**What the task asks**.
Copy out each line of the data that holds the string "自动优化".

**Material to process**.
++++

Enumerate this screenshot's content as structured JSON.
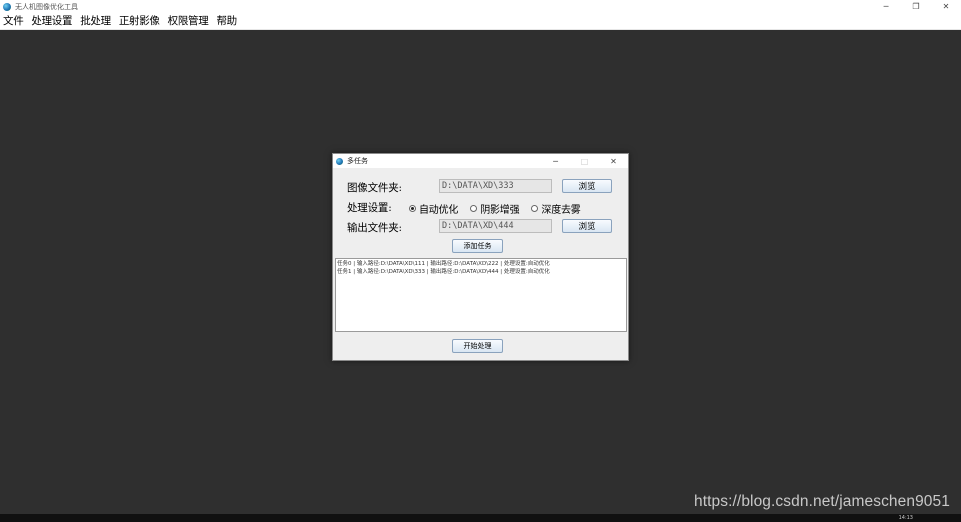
{
  "window": {
    "title": "无人机图像优化工具",
    "controls": [
      "─",
      "❐",
      "✕"
    ]
  },
  "menubar": {
    "items": [
      "文件",
      "处理设置",
      "批处理",
      "正射影像",
      "权限管理",
      "帮助"
    ]
  },
  "dialog": {
    "title": "多任务",
    "controls": [
      "─",
      "□",
      "✕"
    ],
    "image_folder": {
      "label": "图像文件夹:",
      "value": "D:\\DATA\\XD\\333",
      "browse_label": "浏览"
    },
    "settings": {
      "label": "处理设置:",
      "options": [
        {
          "label": "自动优化",
          "checked": true
        },
        {
          "label": "阴影增强",
          "checked": false
        },
        {
          "label": "深度去雾",
          "checked": false
        }
      ]
    },
    "output_folder": {
      "label": "输出文件夹:",
      "value": "D:\\DATA\\XD\\444",
      "browse_label": "浏览"
    },
    "add_task_label": "添加任务",
    "tasks": [
      "任务0 | 输入路径:D:\\DATA\\XD\\111 | 输出路径:D:\\DATA\\XD\\222 | 处理设置:自动优化",
      "任务1 | 输入路径:D:\\DATA\\XD\\333 | 输出路径:D:\\DATA\\XD\\444 | 处理设置:自动优化"
    ],
    "start_label": "开始处理"
  },
  "taskbar": {
    "clock": "14:13"
  },
  "watermark": "https://blog.csdn.net/jameschen9051"
}
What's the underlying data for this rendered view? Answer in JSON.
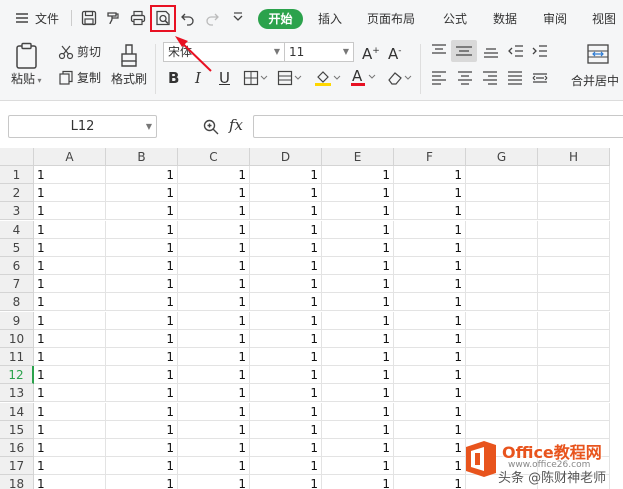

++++

**Worked solution**.
          "label": "自动优化",
      "任务0 | 输入路径:D:\\DATA\\XD\\111 | 输出路径:D:\\DATA\\XD\\222 | 处理设置:自动优化",
      "任务1 | 输入路径:D:\\DATA\\XD\\333 | 输出路径:D:\\DATA\\XD\\444 | 处理设置:自动优化"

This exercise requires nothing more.